The hip replacement can be attached to the bone in two ways. In elderly patients with poor bone quality, the prosthesis is fixed to the bone with a filler called bone cement. This type of prosthesis is called cemented hip prosthesis. In younger patients with good bone quality, the prostheses covered with a porous material are placed very firmly in the bone, and then the bone of the body moves into the pores on the prosthesis to provide fixation. This type of prosthesis is called cementless hip replacement.
Due to the design changes made in the size and geometric structure of the joint parts of the hip prosthesis, the risk of dislocation of the prosthesis is reduced. This resulted in the elimination of some of the limitations of the old design hip replacement during daily life activities.
In the past, interventions with much larger incisions and damage to large muscle groups can now be made by taking care of smaller incisions and soft tissues around the hip. This facilitated the return to daily life activities after surgery.
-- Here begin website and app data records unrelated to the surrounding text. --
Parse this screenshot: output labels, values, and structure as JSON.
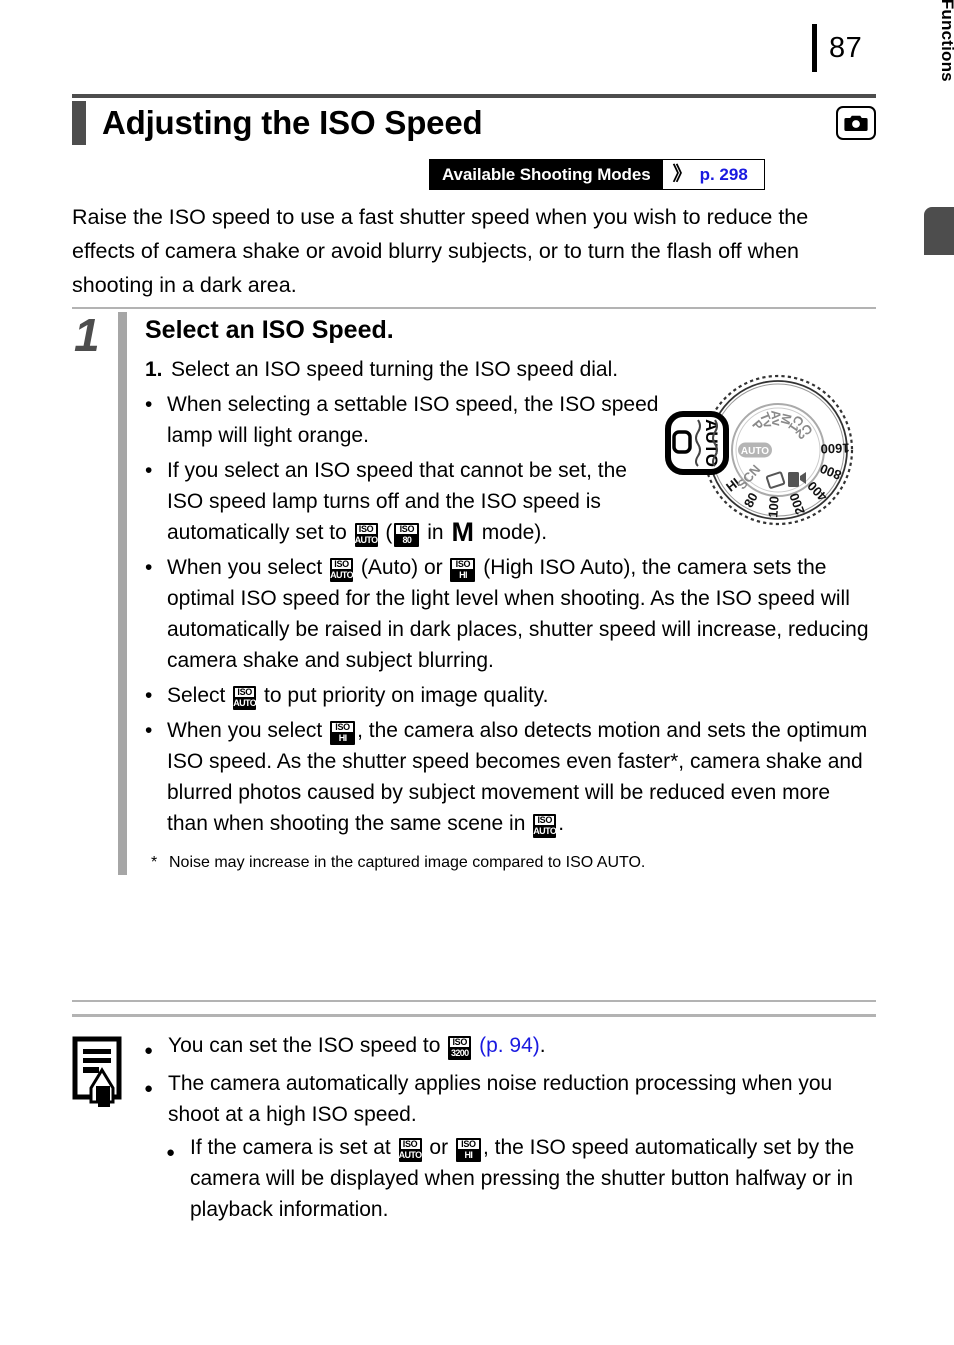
{
  "page": {
    "number": "87",
    "side_tab_label": "Commonly Used Shooting Functions"
  },
  "header": {
    "title": "Adjusting the ISO Speed",
    "camera_icon": "camera-icon",
    "modes_badge": {
      "label": "Available Shooting Modes",
      "chevron": "》",
      "page_ref": "p. 298"
    }
  },
  "intro": "Raise the ISO speed to use a fast shutter speed when you wish to reduce the effects of camera shake or avoid blurry subjects, or to turn the flash off when shooting in a dark area.",
  "step": {
    "number": "1",
    "title": "Select an ISO Speed.",
    "numbered_items": [
      {
        "marker": "1.",
        "text": "Select an ISO speed turning the ISO speed dial."
      }
    ],
    "bullets": [
      {
        "dot": "•",
        "parts": [
          {
            "type": "text",
            "text": "When selecting a settable ISO speed, the ISO speed lamp will light orange."
          }
        ]
      },
      {
        "dot": "•",
        "parts": [
          {
            "type": "text",
            "text": "If you select an ISO speed that cannot be set, the ISO speed lamp turns off and the ISO speed is automatically set to "
          },
          {
            "type": "iso",
            "top": "ISO",
            "value": "AUTO"
          },
          {
            "type": "text",
            "text": " ("
          },
          {
            "type": "iso",
            "top": "ISO",
            "value": "80"
          },
          {
            "type": "text",
            "text": " in "
          },
          {
            "type": "mode",
            "text": "M"
          },
          {
            "type": "text",
            "text": " mode)."
          }
        ]
      },
      {
        "dot": "•",
        "parts": [
          {
            "type": "text",
            "text": "When you select "
          },
          {
            "type": "iso",
            "top": "ISO",
            "value": "AUTO"
          },
          {
            "type": "text",
            "text": " (Auto) or "
          },
          {
            "type": "iso",
            "top": "ISO",
            "value": "HI"
          },
          {
            "type": "text",
            "text": " (High ISO Auto), the camera sets the optimal ISO speed for the light level when shooting. As the ISO speed will automatically be raised in dark places, shutter speed will increase, reducing camera shake and subject blurring."
          }
        ]
      },
      {
        "dot": "•",
        "parts": [
          {
            "type": "text",
            "text": "Select "
          },
          {
            "type": "iso",
            "top": "ISO",
            "value": "AUTO"
          },
          {
            "type": "text",
            "text": " to put priority on image quality."
          }
        ]
      },
      {
        "dot": "•",
        "parts": [
          {
            "type": "text",
            "text": "When you select "
          },
          {
            "type": "iso",
            "top": "ISO",
            "value": "HI"
          },
          {
            "type": "text",
            "text": ", the camera also detects motion and sets the optimum ISO speed. As the shutter speed becomes even faster*, camera shake and blurred photos caused by subject movement will be reduced even more than when shooting the same scene in "
          },
          {
            "type": "iso",
            "top": "ISO",
            "value": "AUTO"
          },
          {
            "type": "text",
            "text": "."
          }
        ]
      }
    ],
    "footnote": {
      "mark": "*",
      "text": "Noise may increase in the captured image compared to ISO AUTO."
    }
  },
  "notes": {
    "icon": "note-pencil-icon",
    "items": [
      {
        "dot": "●",
        "parts": [
          {
            "type": "text",
            "text": "You can set the ISO speed to "
          },
          {
            "type": "iso",
            "top": "ISO",
            "value": "3200"
          },
          {
            "type": "link",
            "text": " (p. 94)"
          },
          {
            "type": "text",
            "text": "."
          }
        ]
      },
      {
        "dot": "●",
        "parts": [
          {
            "type": "text",
            "text": "The camera automatically applies noise reduction processing when you shoot at a high ISO speed."
          }
        ]
      },
      {
        "dot": "●",
        "indent": true,
        "parts": [
          {
            "type": "text",
            "text": "If the camera is set at "
          },
          {
            "type": "iso",
            "top": "ISO",
            "value": "AUTO"
          },
          {
            "type": "text",
            "text": " or "
          },
          {
            "type": "iso",
            "top": "ISO",
            "value": "HI"
          },
          {
            "type": "text",
            "text": ", the ISO speed automatically set by the camera will be displayed when pressing the shutter button halfway or in playback information."
          }
        ]
      }
    ]
  },
  "dial": {
    "name": "iso-speed-dial-illustration",
    "callout_label": "AUTO",
    "iso_ring_labels": [
      "HI",
      "80",
      "100",
      "200",
      "400",
      "800",
      "1600"
    ],
    "mode_labels": [
      "P",
      "Tv",
      "Av",
      "M",
      "C1",
      "C2"
    ],
    "inner_auto_label": "AUTO",
    "inner_scene_label": "SCN"
  },
  "colors": {
    "accent_gray": "#4d4d4d",
    "rule_gray": "#b3b3b3",
    "link_blue": "#1a1ae0"
  }
}
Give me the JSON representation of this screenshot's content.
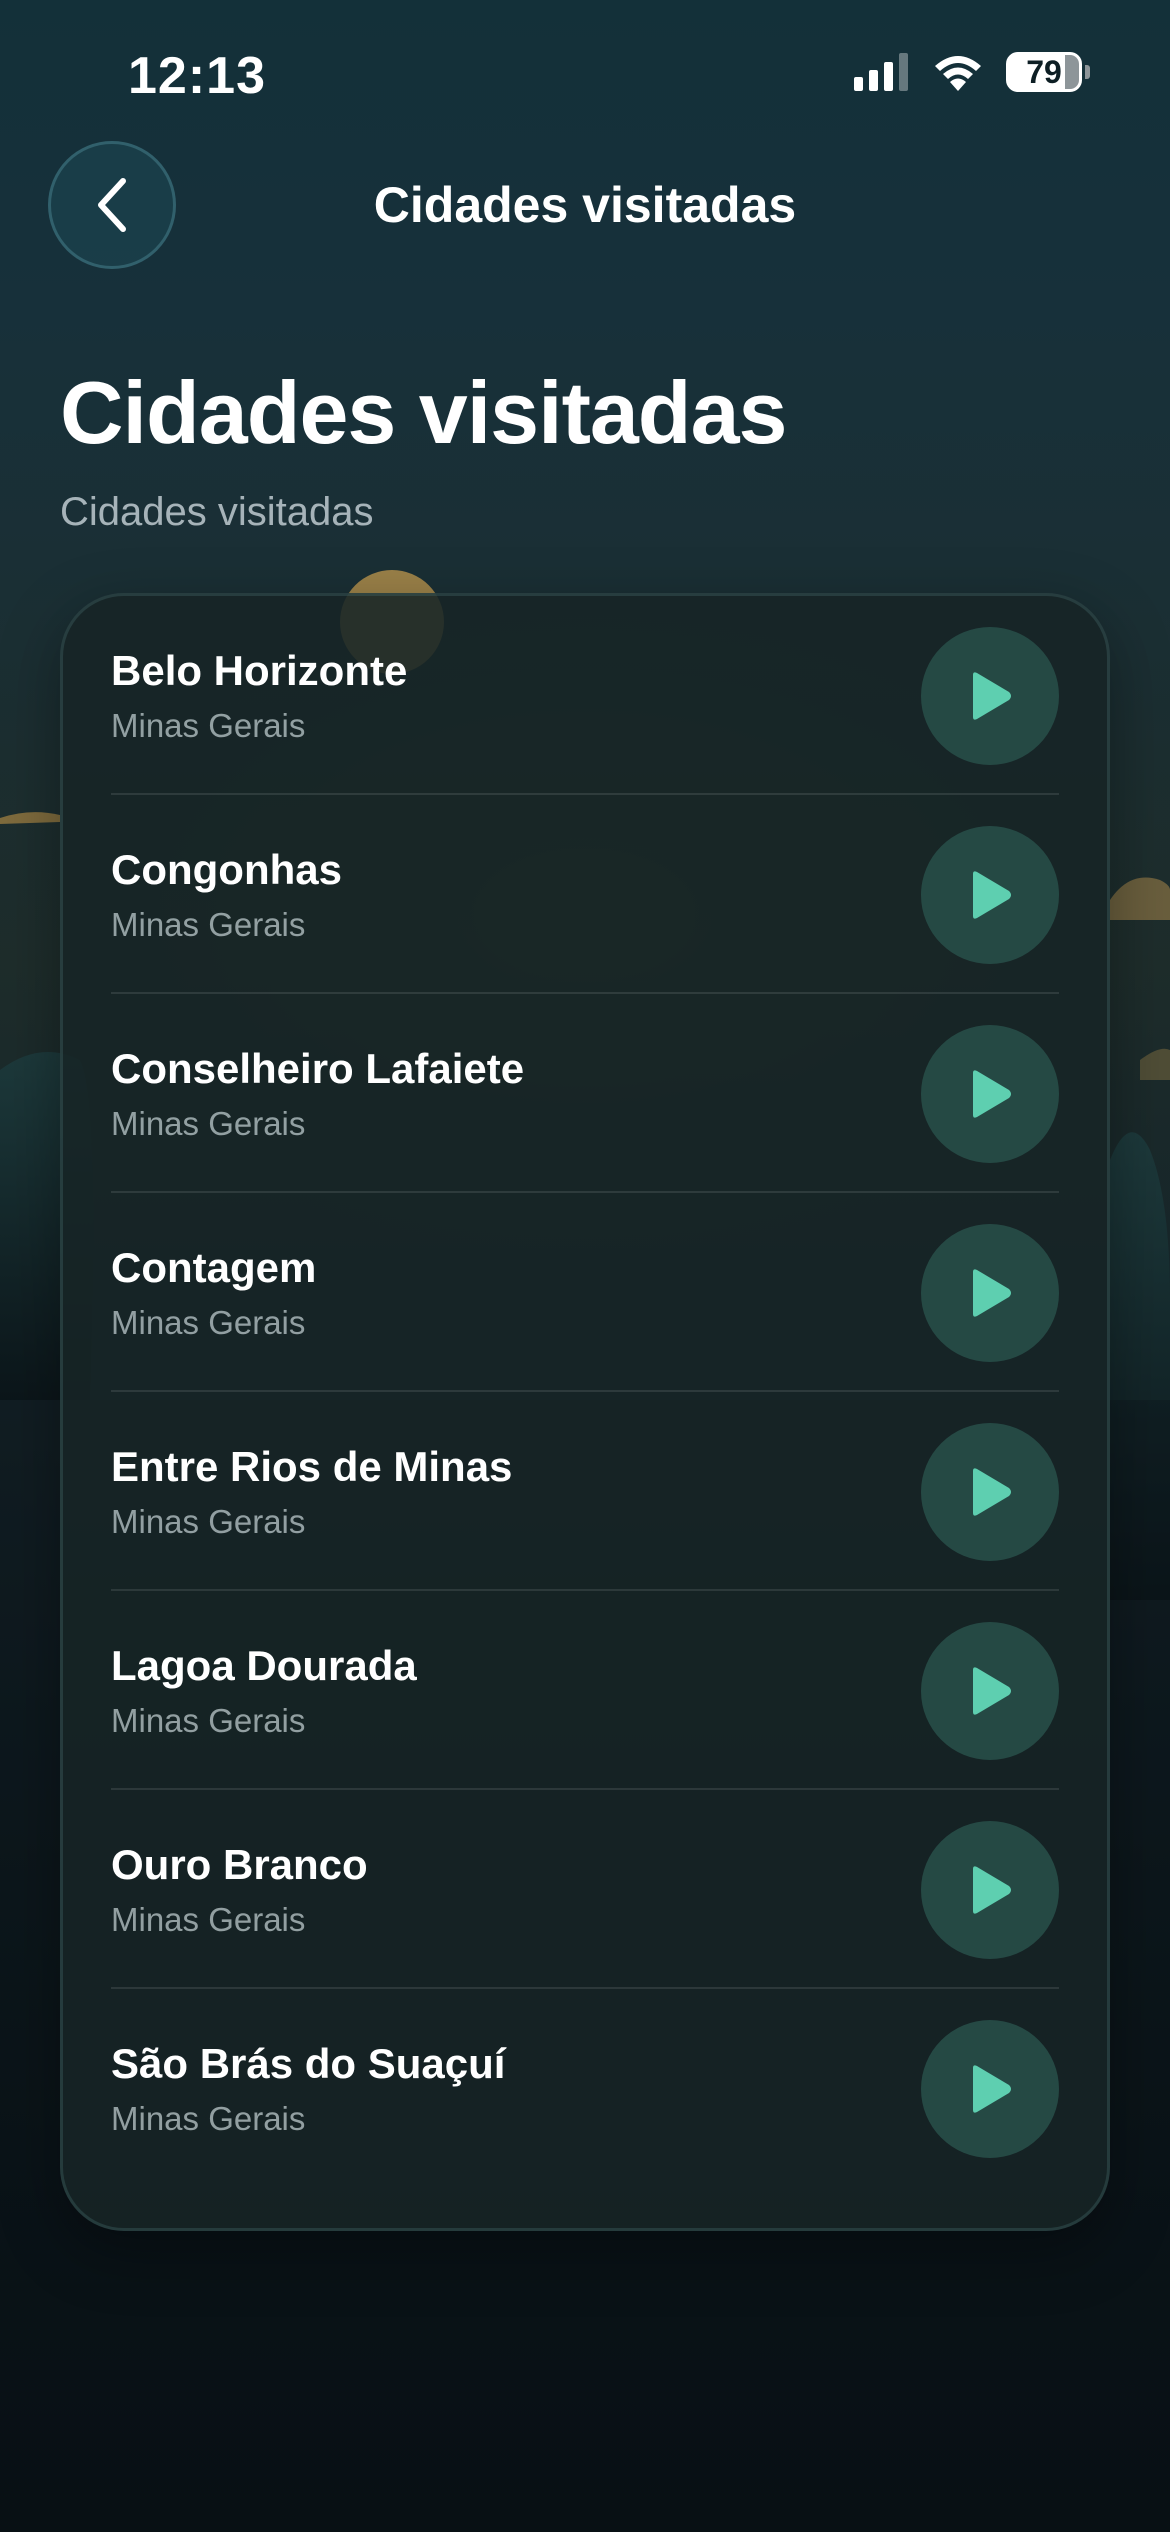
{
  "status_bar": {
    "time": "12:13",
    "battery": "79",
    "icons": [
      "cellular-signal-icon",
      "wifi-icon",
      "battery-icon"
    ]
  },
  "header": {
    "back_icon": "chevron-left-icon",
    "title": "Cidades visitadas"
  },
  "page": {
    "title": "Cidades visitadas",
    "subtitle": "Cidades visitadas"
  },
  "cities": [
    {
      "name": "Belo Horizonte",
      "state": "Minas Gerais"
    },
    {
      "name": "Congonhas",
      "state": "Minas Gerais"
    },
    {
      "name": "Conselheiro Lafaiete",
      "state": "Minas Gerais"
    },
    {
      "name": "Contagem",
      "state": "Minas Gerais"
    },
    {
      "name": "Entre Rios de Minas",
      "state": "Minas Gerais"
    },
    {
      "name": "Lagoa Dourada",
      "state": "Minas Gerais"
    },
    {
      "name": "Ouro Branco",
      "state": "Minas Gerais"
    },
    {
      "name": "São Brás do Suaçuí",
      "state": "Minas Gerais"
    }
  ],
  "colors": {
    "accent": "#5ecfb0",
    "background_top": "#133039",
    "background_bottom": "#070e12",
    "card": "#172426"
  }
}
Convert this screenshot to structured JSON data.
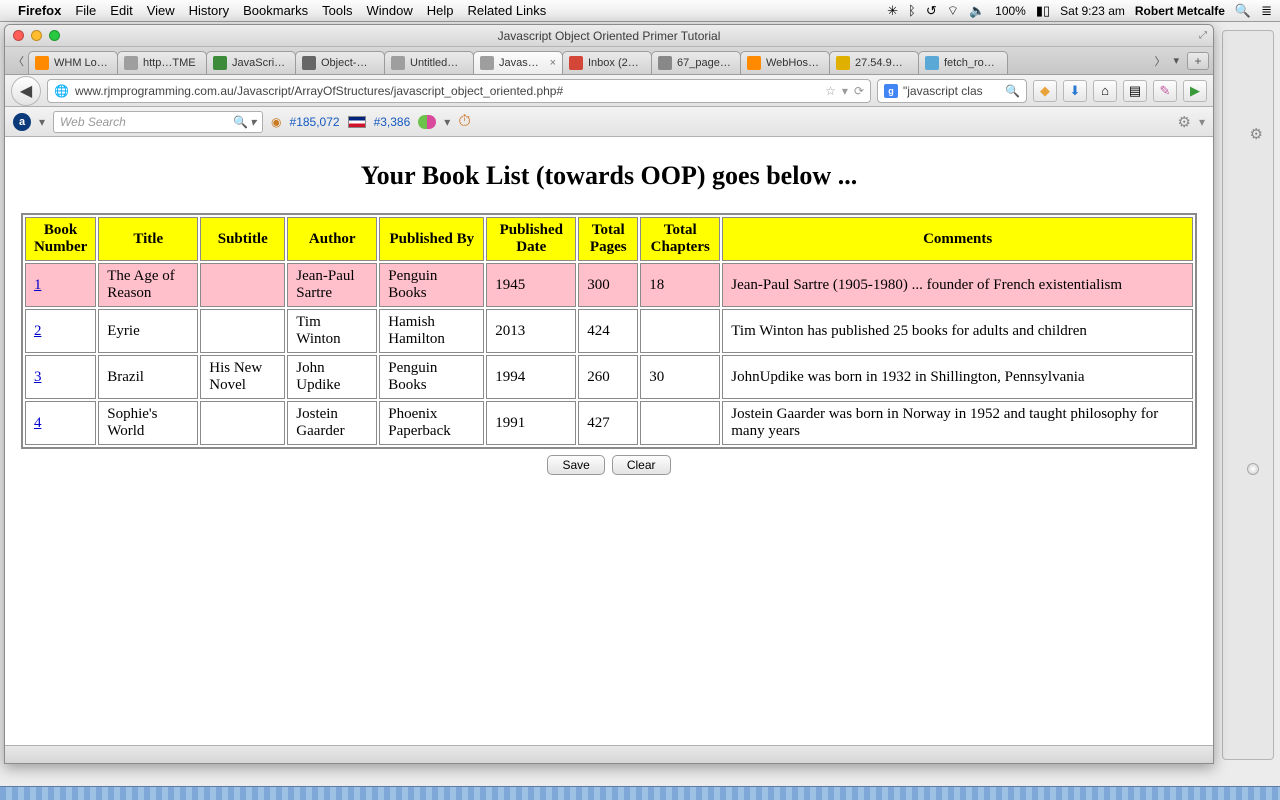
{
  "mac": {
    "app": "Firefox",
    "menus": [
      "File",
      "Edit",
      "View",
      "History",
      "Bookmarks",
      "Tools",
      "Window",
      "Help",
      "Related Links"
    ],
    "battery": "100%",
    "clock": "Sat 9:23 am",
    "user": "Robert Metcalfe"
  },
  "window": {
    "title": "Javascript Object Oriented Primer Tutorial"
  },
  "tabs": [
    {
      "label": "WHM Lo…",
      "fav": "#ff8a00"
    },
    {
      "label": "http…TME",
      "fav": "#9e9e9e"
    },
    {
      "label": "JavaScri…",
      "fav": "#3b8b3b"
    },
    {
      "label": "Object-…",
      "fav": "#666"
    },
    {
      "label": "Untitled…",
      "fav": "#9e9e9e"
    },
    {
      "label": "Javas…",
      "fav": "#9e9e9e",
      "active": true
    },
    {
      "label": "Inbox (2…",
      "fav": "#d44638"
    },
    {
      "label": "67_page…",
      "fav": "#888"
    },
    {
      "label": "WebHos…",
      "fav": "#ff8a00"
    },
    {
      "label": "27.54.9…",
      "fav": "#e0b000"
    },
    {
      "label": "fetch_ro…",
      "fav": "#5aa8d6"
    }
  ],
  "nav": {
    "url": "www.rjmprogramming.com.au/Javascript/ArrayOfStructures/javascript_object_oriented.php#",
    "search_value": "\"javascript clas"
  },
  "ask": {
    "placeholder": "Web Search",
    "rank1": "#185,072",
    "rank2": "#3,386"
  },
  "page": {
    "heading": "Your Book List (towards OOP) goes below ...",
    "columns": [
      "Book Number",
      "Title",
      "Subtitle",
      "Author",
      "Published By",
      "Published Date",
      "Total Pages",
      "Total Chapters",
      "Comments"
    ],
    "rows": [
      {
        "hl": true,
        "num": "1",
        "title": "The Age of Reason",
        "subtitle": "",
        "author": "Jean-Paul Sartre",
        "publisher": "Penguin Books",
        "date": "1945",
        "pages": "300",
        "chapters": "18",
        "comments": "Jean-Paul Sartre (1905-1980) ... founder of French existentialism"
      },
      {
        "num": "2",
        "title": "Eyrie",
        "subtitle": "",
        "author": "Tim Winton",
        "publisher": "Hamish Hamilton",
        "date": "2013",
        "pages": "424",
        "chapters": "",
        "comments": "Tim Winton has published 25 books for adults and children"
      },
      {
        "num": "3",
        "title": "Brazil",
        "subtitle": "His New Novel",
        "author": "John Updike",
        "publisher": "Penguin Books",
        "date": "1994",
        "pages": "260",
        "chapters": "30",
        "comments": "JohnUpdike was born in 1932 in Shillington, Pennsylvania"
      },
      {
        "num": "4",
        "title": "Sophie's World",
        "subtitle": "",
        "author": "Jostein Gaarder",
        "publisher": "Phoenix Paperback",
        "date": "1991",
        "pages": "427",
        "chapters": "",
        "comments": "Jostein Gaarder was born in Norway in 1952 and taught philosophy for many years"
      }
    ],
    "buttons": {
      "save": "Save",
      "clear": "Clear"
    }
  }
}
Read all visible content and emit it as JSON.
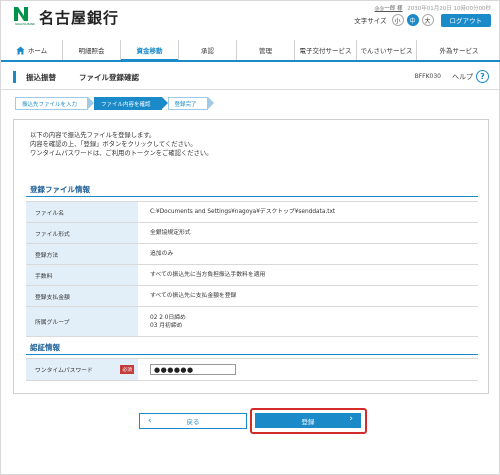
{
  "header": {
    "bank_name": "名古屋銀行",
    "logo_subtext": "NAGOYA BANK",
    "user_name": "◎◎一郎 様",
    "last_login": "2030年01月20日 10時00分00秒",
    "font_size_label": "文字サイズ",
    "font_sizes": [
      "小",
      "中",
      "大"
    ],
    "font_size_selected": "中",
    "logout_label": "ログアウト"
  },
  "nav": {
    "items": [
      {
        "label": "ホーム",
        "icon": "home-icon"
      },
      {
        "label": "明細照会"
      },
      {
        "label": "資金移動",
        "active": true
      },
      {
        "label": "承認"
      },
      {
        "label": "管理"
      },
      {
        "label": "電子交付サービス"
      },
      {
        "label": "でんさいサービス"
      },
      {
        "label": "外為サービス"
      }
    ]
  },
  "titlebar": {
    "section": "振込振替",
    "page_title": "ファイル登録確認",
    "screen_id": "BFFK030",
    "help_label": "ヘルプ",
    "help_icon": "?"
  },
  "steps": [
    {
      "label": "振込先ファイルを入力"
    },
    {
      "label": "ファイル内容を確認",
      "current": true
    },
    {
      "label": "登録完了"
    }
  ],
  "intro": {
    "line1": "以下の内容で振込先ファイルを登録します。",
    "line2": "内容を確認の上、「登録」ボタンをクリックしてください。",
    "line3": "ワンタイムパスワードは、ご利用のトークンをご確認ください。"
  },
  "file_info": {
    "title": "登録ファイル情報",
    "rows": [
      {
        "key": "ファイル名",
        "value": "C:¥Documents and Settings¥nagoya¥デスクトップ¥senddata.txt"
      },
      {
        "key": "ファイル形式",
        "value": "全銀協規定形式"
      },
      {
        "key": "登録方法",
        "value": "追加のみ"
      },
      {
        "key": "手数料",
        "value": "すべての振込先に当方負担振込手数料を適用"
      },
      {
        "key": "登録支払金額",
        "value": "すべての振込先に支払金額を登録"
      },
      {
        "key": "所属グループ",
        "value": "02 2 0日締め",
        "value2": "03 月初締め"
      }
    ]
  },
  "auth": {
    "title": "認証情報",
    "password_label": "ワンタイムパスワード",
    "required_badge": "必須",
    "password_value": "●●●●●●"
  },
  "buttons": {
    "back_label": "戻る",
    "register_label": "登録"
  },
  "colors": {
    "accent": "#1b8ac9",
    "highlight_border": "#d42a2a",
    "required_badge": "#c43c3c",
    "table_key_bg": "#e3eff8"
  }
}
Postoperative hospital stay was shortened due to improvements in postoperative pain control.
Who is the total hip replacement suitable for?
Hip arthroplasty is applied in patients who are severely damaged due to arthritis, hip dislocation, fracture or vascularity, if other treatment methods (drugs, physical therapy, intra-articular injections, cane use) are not obtained.
Hip replacement is the best treatment option in cases of severe pain, limitation of movement and shortness that prevent daily life activities. It is preferable that the patient is over 60 years of age, but may also be administered in younger patients if necessary (rheumatoid arthritis).
Hallux Valgus is a common orthopedic disease of the big toe. It refers to the bone protrusion on the inner side of the big toe. If this condition is not treated in time, it can cause loss of labor, quality of life and aesthetic problems with symptoms that may concern not only the thumb but the whole foot. Especially someone with a family history of Hallux Valgus should take precautions at an early age due to its genetic predisposition. The first physical manifestation of the big toe bone, which is projected outwards, facilitates the diagnosis of the disease. Depending on the degree of hallux valgus formation, preventive or surgical treatment is decided.
The anterior cruciate ligament is one of the structures that connect the femur and tibia bones together in the knee joint. This ligament, which is very important for the knee to function normally, is the most important structure that prevents the tibial bone from moving abnormally forward.
Anterior cruciate ligament injuries take the first place among injuries that occur during sports and cause athletes to stay away from sports for more than 4 weeks. Anterior cruciate ligament injuries are followed by internal meniscus and internal lateral ligament injuries. In the United States, approximately 200,000 anterior cruciate ligament injuries occur annually. It is expected that this frequency will increase with the increasing interest of society in sports. Although there are no healthy data in our country, it is estimated that approximately 3,000 anterior cruciate ligament injuries occur annually.
How do anterior cruciate ligament injuries occur?
Anterior cruciate ligament injuries usually occur during sudden rotational movement on the fixed foot. It often happens during an athlete’s own movement. More rarely, anterior cruciate ligament injuries may occur following direct impacts from the knee, traffic accidents, fall from height and industrial accidents. In this case, injuries of the posterior cruciate ligament, lateral ligaments and meniscus can also be added to the anterior cruciate ligament injuries. Because of the structural characteristics of female athletes, anterior cruciate ligament injuries are more common than male athletes. In adults, injuries can be as the rupture of the ligament from the body, while in children, the injury may occur as a part of the ligament ruptures from the bone.